Low cost transparent display system is born at MIT
A simple, scalable and low cost transparent display system has been showcased by MIT researchers. The approach uses nanoparticles embedded in a transparent plastic based material. The particles can be tuned to scatter specific wavelengths, or colours, or light while others pass through it. This enables the plastic to remain transparent while the selected colour is visible on the display.
The nanoparticle infused transparent material can be bonded onto other materials including, as MIT note in an application example, glass to produce a windscreen that shows navigation or dashboard information.
Furthermore the MIT system offers a wide viewing angle that exceeds that currently offered by “heads-up” display solutions that use a mirror or beam-splitter to project an image directly to the user’s eyes.

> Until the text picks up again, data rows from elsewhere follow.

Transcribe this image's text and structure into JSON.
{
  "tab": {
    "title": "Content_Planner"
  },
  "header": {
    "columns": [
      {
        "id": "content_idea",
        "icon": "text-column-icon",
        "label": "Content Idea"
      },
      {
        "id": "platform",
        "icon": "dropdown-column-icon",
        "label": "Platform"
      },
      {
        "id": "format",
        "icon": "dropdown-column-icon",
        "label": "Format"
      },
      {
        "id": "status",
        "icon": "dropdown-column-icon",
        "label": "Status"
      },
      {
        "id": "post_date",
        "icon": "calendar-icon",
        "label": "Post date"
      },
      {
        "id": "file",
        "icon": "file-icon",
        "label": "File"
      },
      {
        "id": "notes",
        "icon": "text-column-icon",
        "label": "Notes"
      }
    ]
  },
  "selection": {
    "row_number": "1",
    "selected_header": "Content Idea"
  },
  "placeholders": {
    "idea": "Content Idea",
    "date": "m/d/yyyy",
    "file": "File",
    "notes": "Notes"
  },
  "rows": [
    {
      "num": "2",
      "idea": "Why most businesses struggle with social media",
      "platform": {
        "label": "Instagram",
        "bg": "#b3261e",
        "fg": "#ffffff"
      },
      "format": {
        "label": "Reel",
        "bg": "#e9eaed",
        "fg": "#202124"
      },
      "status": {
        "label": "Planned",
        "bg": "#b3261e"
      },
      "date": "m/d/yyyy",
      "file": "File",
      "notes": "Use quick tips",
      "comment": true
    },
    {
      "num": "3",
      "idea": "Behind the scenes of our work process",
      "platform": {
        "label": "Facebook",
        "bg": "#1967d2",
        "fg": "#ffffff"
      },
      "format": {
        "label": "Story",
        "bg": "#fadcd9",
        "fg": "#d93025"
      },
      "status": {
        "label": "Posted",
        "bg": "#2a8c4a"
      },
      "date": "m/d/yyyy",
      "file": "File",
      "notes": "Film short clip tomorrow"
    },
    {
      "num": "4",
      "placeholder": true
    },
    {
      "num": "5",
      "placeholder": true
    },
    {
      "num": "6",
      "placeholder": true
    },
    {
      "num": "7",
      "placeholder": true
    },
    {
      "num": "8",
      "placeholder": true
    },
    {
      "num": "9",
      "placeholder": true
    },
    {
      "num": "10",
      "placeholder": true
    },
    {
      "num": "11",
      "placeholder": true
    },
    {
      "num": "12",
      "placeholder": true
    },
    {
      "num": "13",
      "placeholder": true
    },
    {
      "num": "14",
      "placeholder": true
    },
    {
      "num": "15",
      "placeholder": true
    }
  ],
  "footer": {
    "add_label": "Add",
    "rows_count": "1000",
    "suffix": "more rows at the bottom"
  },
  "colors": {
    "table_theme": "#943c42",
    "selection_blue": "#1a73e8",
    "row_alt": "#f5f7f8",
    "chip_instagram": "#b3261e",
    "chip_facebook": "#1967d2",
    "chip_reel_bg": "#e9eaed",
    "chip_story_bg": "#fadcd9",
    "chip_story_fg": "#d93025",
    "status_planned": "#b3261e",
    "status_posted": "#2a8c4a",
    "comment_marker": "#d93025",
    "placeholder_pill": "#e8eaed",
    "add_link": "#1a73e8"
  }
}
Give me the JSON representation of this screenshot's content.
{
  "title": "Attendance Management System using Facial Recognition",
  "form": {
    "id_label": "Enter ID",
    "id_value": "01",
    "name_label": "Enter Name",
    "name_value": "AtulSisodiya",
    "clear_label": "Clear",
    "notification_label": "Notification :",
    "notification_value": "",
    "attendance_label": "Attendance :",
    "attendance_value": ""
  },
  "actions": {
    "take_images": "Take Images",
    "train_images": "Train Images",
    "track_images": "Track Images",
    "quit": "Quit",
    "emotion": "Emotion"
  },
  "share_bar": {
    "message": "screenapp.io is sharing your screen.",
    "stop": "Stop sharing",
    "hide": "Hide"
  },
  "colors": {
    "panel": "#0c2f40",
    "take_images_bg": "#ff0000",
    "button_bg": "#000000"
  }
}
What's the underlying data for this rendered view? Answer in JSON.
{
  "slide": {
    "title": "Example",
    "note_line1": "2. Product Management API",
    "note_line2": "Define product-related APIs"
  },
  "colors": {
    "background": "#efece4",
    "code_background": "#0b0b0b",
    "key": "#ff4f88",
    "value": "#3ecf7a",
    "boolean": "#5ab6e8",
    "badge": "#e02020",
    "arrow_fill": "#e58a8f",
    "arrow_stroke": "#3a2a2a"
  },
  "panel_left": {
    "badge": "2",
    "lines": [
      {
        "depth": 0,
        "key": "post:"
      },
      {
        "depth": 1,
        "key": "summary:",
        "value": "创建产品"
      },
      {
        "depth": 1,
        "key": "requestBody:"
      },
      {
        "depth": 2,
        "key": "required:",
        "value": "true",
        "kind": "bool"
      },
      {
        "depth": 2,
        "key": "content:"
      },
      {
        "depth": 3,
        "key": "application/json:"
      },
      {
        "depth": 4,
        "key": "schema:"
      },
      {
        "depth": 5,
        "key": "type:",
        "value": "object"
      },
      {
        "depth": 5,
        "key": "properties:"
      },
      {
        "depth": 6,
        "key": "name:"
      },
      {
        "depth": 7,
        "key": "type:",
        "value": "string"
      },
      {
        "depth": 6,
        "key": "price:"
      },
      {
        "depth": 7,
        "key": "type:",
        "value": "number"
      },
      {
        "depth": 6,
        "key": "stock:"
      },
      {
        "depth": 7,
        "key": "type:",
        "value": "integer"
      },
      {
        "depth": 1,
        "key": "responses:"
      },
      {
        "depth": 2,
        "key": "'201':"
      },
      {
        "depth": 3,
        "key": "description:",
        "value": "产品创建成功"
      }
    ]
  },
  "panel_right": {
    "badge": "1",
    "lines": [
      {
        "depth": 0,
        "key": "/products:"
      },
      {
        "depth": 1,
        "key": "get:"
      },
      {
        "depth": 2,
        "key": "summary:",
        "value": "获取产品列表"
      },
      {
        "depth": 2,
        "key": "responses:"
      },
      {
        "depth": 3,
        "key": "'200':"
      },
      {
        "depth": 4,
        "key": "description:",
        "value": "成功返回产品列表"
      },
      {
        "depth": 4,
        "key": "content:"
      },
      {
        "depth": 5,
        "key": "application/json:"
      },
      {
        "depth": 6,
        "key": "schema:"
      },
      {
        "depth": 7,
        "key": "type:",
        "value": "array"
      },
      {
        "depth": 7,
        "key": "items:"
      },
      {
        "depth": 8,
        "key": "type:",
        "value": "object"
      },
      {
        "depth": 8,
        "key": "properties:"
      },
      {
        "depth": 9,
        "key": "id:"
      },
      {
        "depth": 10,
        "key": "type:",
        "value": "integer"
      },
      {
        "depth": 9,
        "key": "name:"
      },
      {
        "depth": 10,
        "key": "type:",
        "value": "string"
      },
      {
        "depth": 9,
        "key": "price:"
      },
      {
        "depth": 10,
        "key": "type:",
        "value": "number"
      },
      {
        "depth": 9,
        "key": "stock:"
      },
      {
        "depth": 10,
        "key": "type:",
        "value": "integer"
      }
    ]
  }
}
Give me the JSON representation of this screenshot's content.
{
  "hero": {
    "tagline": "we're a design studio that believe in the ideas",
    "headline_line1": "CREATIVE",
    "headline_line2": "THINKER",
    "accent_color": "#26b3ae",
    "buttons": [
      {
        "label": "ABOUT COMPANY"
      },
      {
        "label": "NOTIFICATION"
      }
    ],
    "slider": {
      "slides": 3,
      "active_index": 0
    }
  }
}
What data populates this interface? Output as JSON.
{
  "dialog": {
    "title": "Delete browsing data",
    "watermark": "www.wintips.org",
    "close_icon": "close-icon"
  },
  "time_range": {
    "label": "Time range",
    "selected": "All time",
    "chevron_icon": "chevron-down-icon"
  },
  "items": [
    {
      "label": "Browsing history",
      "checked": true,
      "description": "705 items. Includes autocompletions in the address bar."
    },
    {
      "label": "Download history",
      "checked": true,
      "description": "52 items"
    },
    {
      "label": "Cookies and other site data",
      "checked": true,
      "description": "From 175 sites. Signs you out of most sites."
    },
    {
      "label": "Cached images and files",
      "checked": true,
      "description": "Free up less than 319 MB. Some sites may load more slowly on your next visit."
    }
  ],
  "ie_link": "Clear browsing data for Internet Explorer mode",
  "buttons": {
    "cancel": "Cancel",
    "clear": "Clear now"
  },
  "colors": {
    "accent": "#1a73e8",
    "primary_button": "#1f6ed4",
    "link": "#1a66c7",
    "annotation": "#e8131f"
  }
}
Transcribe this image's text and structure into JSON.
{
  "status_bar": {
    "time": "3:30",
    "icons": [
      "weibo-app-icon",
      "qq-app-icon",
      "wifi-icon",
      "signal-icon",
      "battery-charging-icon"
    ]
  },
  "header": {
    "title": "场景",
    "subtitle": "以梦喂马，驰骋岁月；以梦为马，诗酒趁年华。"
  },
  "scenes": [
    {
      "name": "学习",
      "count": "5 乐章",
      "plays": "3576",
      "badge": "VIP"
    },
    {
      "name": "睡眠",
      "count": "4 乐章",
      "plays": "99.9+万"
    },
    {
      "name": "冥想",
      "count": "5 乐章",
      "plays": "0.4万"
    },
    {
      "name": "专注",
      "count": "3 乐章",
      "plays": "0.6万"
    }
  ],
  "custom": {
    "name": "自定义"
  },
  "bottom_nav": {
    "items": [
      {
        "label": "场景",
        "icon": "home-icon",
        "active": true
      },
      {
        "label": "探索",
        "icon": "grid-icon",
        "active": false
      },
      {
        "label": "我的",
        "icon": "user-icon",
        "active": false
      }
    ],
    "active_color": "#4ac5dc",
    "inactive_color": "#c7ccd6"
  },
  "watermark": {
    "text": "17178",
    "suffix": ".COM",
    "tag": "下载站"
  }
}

The system is described in a paper published this month in the journal Nature Communications, co-authored by MIT professors Marin Soljacic and John Joannopoulos, graduate student Chia Wei Hsu, and four others.
To demonstrate the system, the team projected a blue image in front of a scene containing cups of several colours, all of which can clearly be seen through the projected image. While the team’s demonstration used silver nanoparticles — each about 60 nanometers across — that produce a blue image, they say it should be possible to create full-colour display images using the same technique.
Three colours (red, green, and blue) are enough to produce what we perceive as full-colour, and each of the three colours would still show only a very narrow spectral band, allowing all other hues to pass through freely.
Soljacic said: “The glass will look almost perfectly transparent because most light is not of that precise wavelength that the nanoparticles are designed to scatter. That scattering allows the projected image to be seen in much the same way that smoke in the air can reveal the presence of a laser beam passing through it.”
MIT suggests that the display could be used on store windows or windscreen displays for drivers or pilots. The work, which also included MIT graduate student Bo Zhen, recent PhD recipient Wenjun Qiu, MIT affiliate Ofer Shapira, and Brendan Lacey of the U.S. Army Edgewood Chemical Biological Center, was supported by the Army Research Office and the National Science Foundation.